*What to work on*: In your copy, leave out the pictures and repeat every record exactly.

*Interface dataset entries*:
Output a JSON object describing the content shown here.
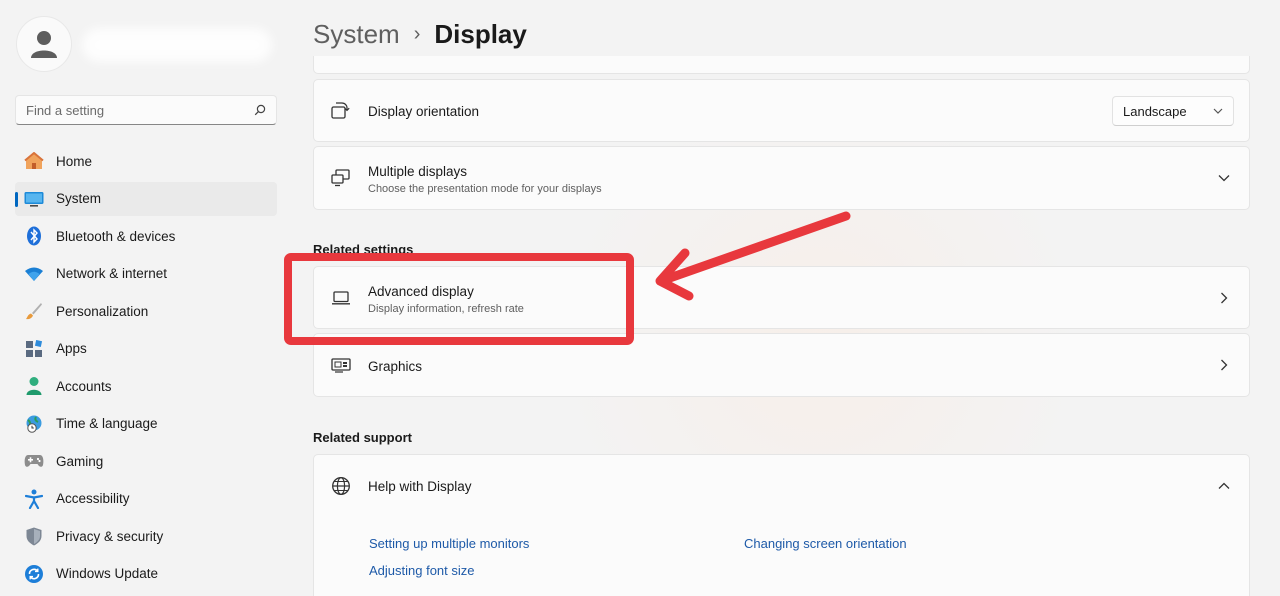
{
  "sidebar": {
    "search_placeholder": "Find a setting",
    "items": [
      {
        "label": "Home",
        "icon": "home-icon"
      },
      {
        "label": "System",
        "icon": "monitor-icon",
        "active": true
      },
      {
        "label": "Bluetooth & devices",
        "icon": "bluetooth-icon"
      },
      {
        "label": "Network & internet",
        "icon": "wifi-icon"
      },
      {
        "label": "Personalization",
        "icon": "brush-icon"
      },
      {
        "label": "Apps",
        "icon": "apps-icon"
      },
      {
        "label": "Accounts",
        "icon": "person-icon"
      },
      {
        "label": "Time & language",
        "icon": "globe-clock-icon"
      },
      {
        "label": "Gaming",
        "icon": "gamepad-icon"
      },
      {
        "label": "Accessibility",
        "icon": "accessibility-icon"
      },
      {
        "label": "Privacy & security",
        "icon": "shield-icon"
      },
      {
        "label": "Windows Update",
        "icon": "update-icon"
      }
    ]
  },
  "breadcrumb": {
    "parent": "System",
    "separator": "›",
    "current": "Display"
  },
  "cards": {
    "orientation": {
      "title": "Display orientation",
      "value": "Landscape"
    },
    "multiple": {
      "title": "Multiple displays",
      "subtitle": "Choose the presentation mode for your displays"
    },
    "advanced": {
      "title": "Advanced display",
      "subtitle": "Display information, refresh rate"
    },
    "graphics": {
      "title": "Graphics"
    },
    "help": {
      "title": "Help with Display"
    }
  },
  "sections": {
    "related_settings": "Related settings",
    "related_support": "Related support"
  },
  "links": [
    "Setting up multiple monitors",
    "Changing screen orientation",
    "Adjusting font size"
  ],
  "colors": {
    "accent": "#0067c0",
    "annotation": "#e8383d",
    "link": "#1e5aa8"
  }
}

*Response*:
Output a JSON object describing the content shown here.
{
  "sidebar": {
    "search_placeholder": "Find a setting",
    "items": [
      {
        "label": "Home",
        "icon": "home-icon"
      },
      {
        "label": "System",
        "icon": "monitor-icon",
        "active": true
      },
      {
        "label": "Bluetooth & devices",
        "icon": "bluetooth-icon"
      },
      {
        "label": "Network & internet",
        "icon": "wifi-icon"
      },
      {
        "label": "Personalization",
        "icon": "brush-icon"
      },
      {
        "label": "Apps",
        "icon": "apps-icon"
      },
      {
        "label": "Accounts",
        "icon": "person-icon"
      },
      {
        "label": "Time & language",
        "icon": "globe-clock-icon"
      },
      {
        "label": "Gaming",
        "icon": "gamepad-icon"
      },
      {
        "label": "Accessibility",
        "icon": "accessibility-icon"
      },
      {
        "label": "Privacy & security",
        "icon": "shield-icon"
      },
      {
        "label": "Windows Update",
        "icon": "update-icon"
      }
    ]
  },
  "breadcrumb": {
    "parent": "System",
    "separator": "›",
    "current": "Display"
  },
  "cards": {
    "orientation": {
      "title": "Display orientation",
      "value": "Landscape"
    },
    "multiple": {
      "title": "Multiple displays",
      "subtitle": "Choose the presentation mode for your displays"
    },
    "advanced": {
      "title": "Advanced display",
      "subtitle": "Display information, refresh rate"
    },
    "graphics": {
      "title": "Graphics"
    },
    "help": {
      "title": "Help with Display"
    }
  },
  "sections": {
    "related_settings": "Related settings",
    "related_support": "Related support"
  },
  "links": [
    "Setting up multiple monitors",
    "Changing screen orientation",
    "Adjusting font size"
  ],
  "colors": {
    "accent": "#0067c0",
    "annotation": "#e8383d",
    "link": "#1e5aa8"
  }
}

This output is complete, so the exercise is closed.